▶ **Problem to solve**
What you return must be the lines of the data that hold the word "this".

▶ **Source information**
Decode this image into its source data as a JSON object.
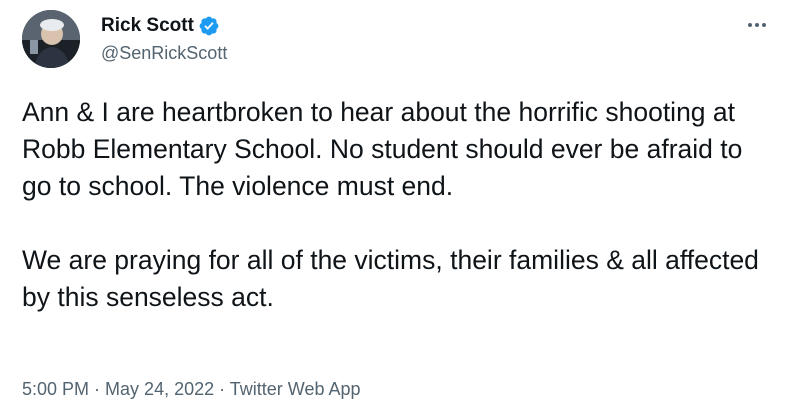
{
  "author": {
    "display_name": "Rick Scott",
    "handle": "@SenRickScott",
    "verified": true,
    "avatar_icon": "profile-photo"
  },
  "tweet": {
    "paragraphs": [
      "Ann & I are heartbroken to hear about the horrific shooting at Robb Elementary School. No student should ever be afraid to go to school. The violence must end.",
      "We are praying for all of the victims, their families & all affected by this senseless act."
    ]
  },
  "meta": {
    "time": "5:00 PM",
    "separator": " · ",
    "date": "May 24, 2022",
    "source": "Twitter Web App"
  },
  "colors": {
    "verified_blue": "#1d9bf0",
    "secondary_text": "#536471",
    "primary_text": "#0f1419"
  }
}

▶ **Exercise response**
Decode this image into its source data as a JSON object.
      "We are praying for all of the victims, their families & all affected by this senseless act."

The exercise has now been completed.